What is expected: An image-free reproduction of the data below is needed: print it exactly.

** Opening Records shown block **

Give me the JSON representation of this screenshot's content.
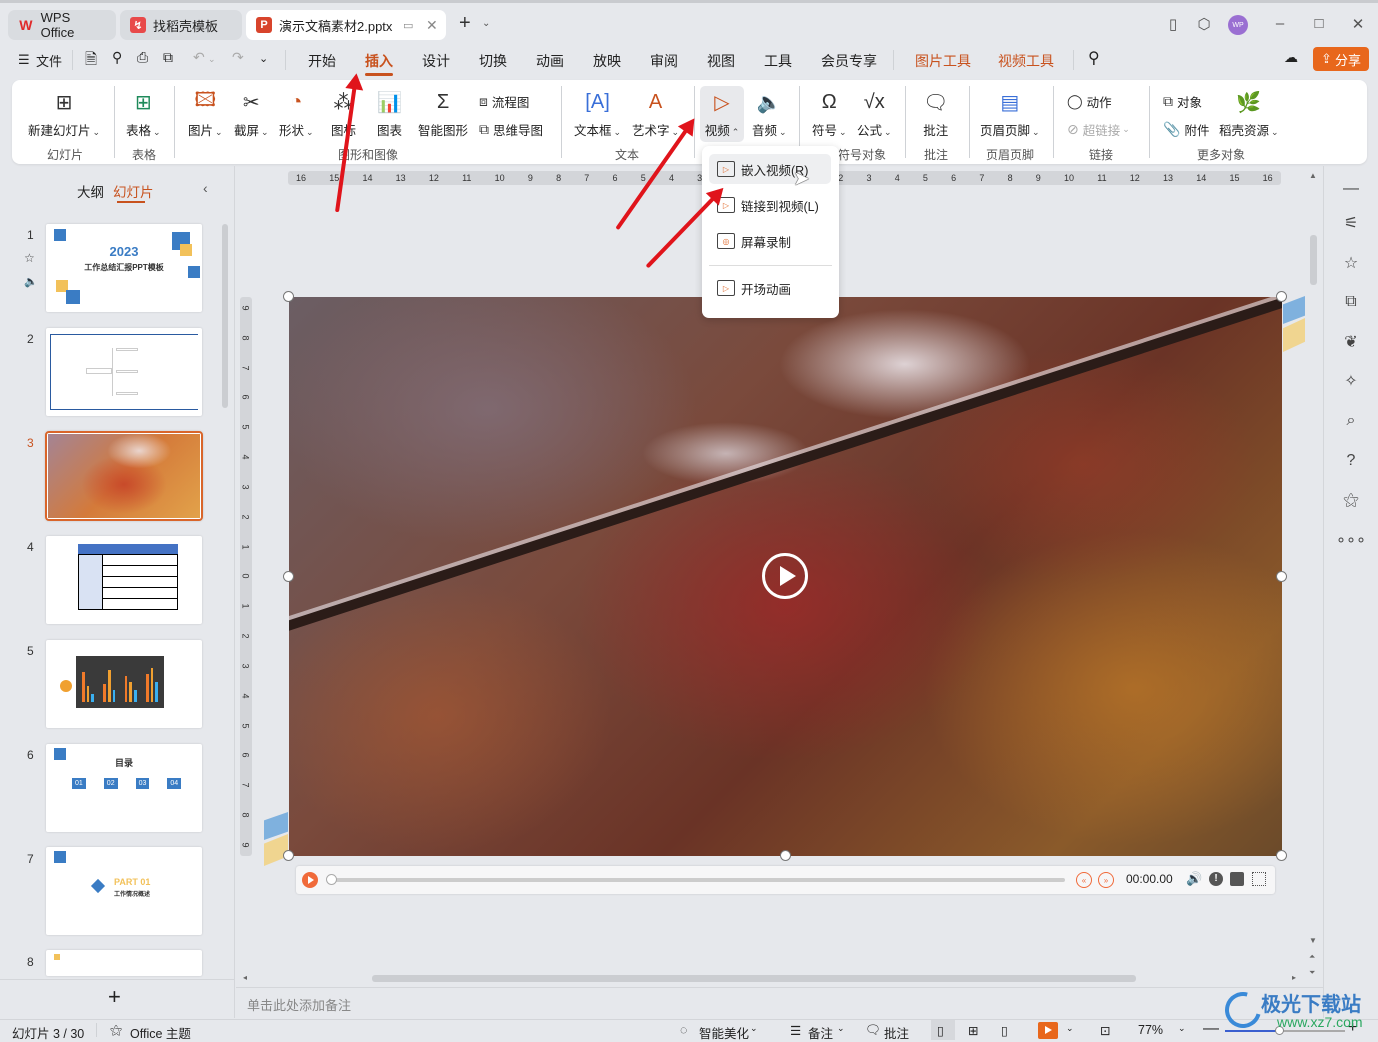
{
  "window": {
    "tabs": [
      {
        "label": "WPS Office",
        "icon": "wps-logo-icon",
        "active": false
      },
      {
        "label": "找稻壳模板",
        "icon": "docer-icon",
        "active": false
      },
      {
        "label": "演示文稿素材2.pptx",
        "icon": "presentation-icon",
        "active": true
      }
    ],
    "new_tab": "+",
    "avatar": "WP"
  },
  "menubar": {
    "file": "文件",
    "items": [
      "开始",
      "插入",
      "设计",
      "切换",
      "动画",
      "放映",
      "审阅",
      "视图",
      "工具",
      "会员专享"
    ],
    "active": "插入",
    "context_tools": [
      "图片工具",
      "视频工具"
    ],
    "share": "分享"
  },
  "ribbon": {
    "groups": {
      "slides": "幻灯片",
      "table": "表格",
      "graphics": "图形和图像",
      "text": "文本",
      "symbols": "符号对象",
      "comment": "批注",
      "header_footer": "页眉页脚",
      "link": "链接",
      "more_objects": "更多对象"
    },
    "buttons": {
      "new_slide": "新建幻灯片",
      "table": "表格",
      "picture": "图片",
      "screenshot": "截屏",
      "shape": "形状",
      "icon": "图标",
      "chart": "图表",
      "smartart": "智能图形",
      "flowchart": "流程图",
      "mindmap": "思维导图",
      "textbox": "文本框",
      "wordart": "艺术字",
      "video": "视频",
      "audio": "音频",
      "symbol": "符号",
      "formula": "公式",
      "comment": "批注",
      "header_footer": "页眉页脚",
      "action": "动作",
      "hyperlink": "超链接",
      "object": "对象",
      "attachment": "附件",
      "docer_resources": "稻壳资源"
    }
  },
  "video_dropdown": {
    "items": [
      {
        "label": "嵌入视频(R)",
        "icon": "embed-video-icon",
        "hovered": true
      },
      {
        "label": "链接到视频(L)",
        "icon": "link-video-icon"
      },
      {
        "label": "屏幕录制",
        "icon": "screen-record-icon"
      },
      {
        "label": "开场动画",
        "icon": "opening-animation-icon"
      }
    ]
  },
  "left_panel": {
    "tabs": [
      "大纲",
      "幻灯片"
    ],
    "active_tab": "幻灯片",
    "slides": [
      {
        "num": "1",
        "title": "2023",
        "subtitle": "工作总结汇报PPT模板"
      },
      {
        "num": "2"
      },
      {
        "num": "3",
        "selected": true
      },
      {
        "num": "4"
      },
      {
        "num": "5"
      },
      {
        "num": "6",
        "title": "目录",
        "items": [
          "01",
          "02",
          "03",
          "04"
        ]
      },
      {
        "num": "7",
        "title": "PART 01",
        "subtitle": "工作情况概述"
      },
      {
        "num": "8"
      }
    ],
    "add": "+"
  },
  "ruler": {
    "horizontal": [
      "16",
      "15",
      "14",
      "13",
      "12",
      "11",
      "10",
      "9",
      "8",
      "7",
      "6",
      "5",
      "4",
      "3",
      "2",
      "1",
      "0",
      "1",
      "2",
      "3",
      "4",
      "5",
      "6",
      "7",
      "8",
      "9",
      "10",
      "11",
      "12",
      "13",
      "14",
      "15",
      "16"
    ],
    "vertical": [
      "9",
      "8",
      "7",
      "6",
      "5",
      "4",
      "3",
      "2",
      "1",
      "0",
      "1",
      "2",
      "3",
      "4",
      "5",
      "6",
      "7",
      "8",
      "9"
    ]
  },
  "video_player": {
    "time": "00:00.00",
    "progress": 0
  },
  "notes_placeholder": "单击此处添加备注",
  "statusbar": {
    "slide_info": "幻灯片 3 / 30",
    "theme": "Office 主题",
    "beautify": "智能美化",
    "notes": "备注",
    "comment": "批注",
    "zoom": "77%",
    "zoom_fraction": 0.45
  },
  "watermark": {
    "name": "极光下载站",
    "url": "www.xz7.com"
  },
  "colors": {
    "accent": "#c8521e",
    "share_bg": "#e8671c",
    "arrow": "#e0141b",
    "avatar": "#9a6fd2"
  }
}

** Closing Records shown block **

Answer section:
Give me the JSON representation of this screenshot's content.
{
  "window": {
    "tabs": [
      {
        "label": "WPS Office",
        "icon": "wps-logo-icon",
        "active": false
      },
      {
        "label": "找稻壳模板",
        "icon": "docer-icon",
        "active": false
      },
      {
        "label": "演示文稿素材2.pptx",
        "icon": "presentation-icon",
        "active": true
      }
    ],
    "new_tab": "+",
    "avatar": "WP"
  },
  "menubar": {
    "file": "文件",
    "items": [
      "开始",
      "插入",
      "设计",
      "切换",
      "动画",
      "放映",
      "审阅",
      "视图",
      "工具",
      "会员专享"
    ],
    "active": "插入",
    "context_tools": [
      "图片工具",
      "视频工具"
    ],
    "share": "分享"
  },
  "ribbon": {
    "groups": {
      "slides": "幻灯片",
      "table": "表格",
      "graphics": "图形和图像",
      "text": "文本",
      "symbols": "符号对象",
      "comment": "批注",
      "header_footer": "页眉页脚",
      "link": "链接",
      "more_objects": "更多对象"
    },
    "buttons": {
      "new_slide": "新建幻灯片",
      "table": "表格",
      "picture": "图片",
      "screenshot": "截屏",
      "shape": "形状",
      "icon": "图标",
      "chart": "图表",
      "smartart": "智能图形",
      "flowchart": "流程图",
      "mindmap": "思维导图",
      "textbox": "文本框",
      "wordart": "艺术字",
      "video": "视频",
      "audio": "音频",
      "symbol": "符号",
      "formula": "公式",
      "comment": "批注",
      "header_footer": "页眉页脚",
      "action": "动作",
      "hyperlink": "超链接",
      "object": "对象",
      "attachment": "附件",
      "docer_resources": "稻壳资源"
    }
  },
  "video_dropdown": {
    "items": [
      {
        "label": "嵌入视频(R)",
        "icon": "embed-video-icon",
        "hovered": true
      },
      {
        "label": "链接到视频(L)",
        "icon": "link-video-icon"
      },
      {
        "label": "屏幕录制",
        "icon": "screen-record-icon"
      },
      {
        "label": "开场动画",
        "icon": "opening-animation-icon"
      }
    ]
  },
  "left_panel": {
    "tabs": [
      "大纲",
      "幻灯片"
    ],
    "active_tab": "幻灯片",
    "slides": [
      {
        "num": "1",
        "title": "2023",
        "subtitle": "工作总结汇报PPT模板"
      },
      {
        "num": "2"
      },
      {
        "num": "3",
        "selected": true
      },
      {
        "num": "4"
      },
      {
        "num": "5"
      },
      {
        "num": "6",
        "title": "目录",
        "items": [
          "01",
          "02",
          "03",
          "04"
        ]
      },
      {
        "num": "7",
        "title": "PART 01",
        "subtitle": "工作情况概述"
      },
      {
        "num": "8"
      }
    ],
    "add": "+"
  },
  "ruler": {
    "horizontal": [
      "16",
      "15",
      "14",
      "13",
      "12",
      "11",
      "10",
      "9",
      "8",
      "7",
      "6",
      "5",
      "4",
      "3",
      "2",
      "1",
      "0",
      "1",
      "2",
      "3",
      "4",
      "5",
      "6",
      "7",
      "8",
      "9",
      "10",
      "11",
      "12",
      "13",
      "14",
      "15",
      "16"
    ],
    "vertical": [
      "9",
      "8",
      "7",
      "6",
      "5",
      "4",
      "3",
      "2",
      "1",
      "0",
      "1",
      "2",
      "3",
      "4",
      "5",
      "6",
      "7",
      "8",
      "9"
    ]
  },
  "video_player": {
    "time": "00:00.00",
    "progress": 0
  },
  "notes_placeholder": "单击此处添加备注",
  "statusbar": {
    "slide_info": "幻灯片 3 / 30",
    "theme": "Office 主题",
    "beautify": "智能美化",
    "notes": "备注",
    "comment": "批注",
    "zoom": "77%",
    "zoom_fraction": 0.45
  },
  "watermark": {
    "name": "极光下载站",
    "url": "www.xz7.com"
  },
  "colors": {
    "accent": "#c8521e",
    "share_bg": "#e8671c",
    "arrow": "#e0141b",
    "avatar": "#9a6fd2"
  }
}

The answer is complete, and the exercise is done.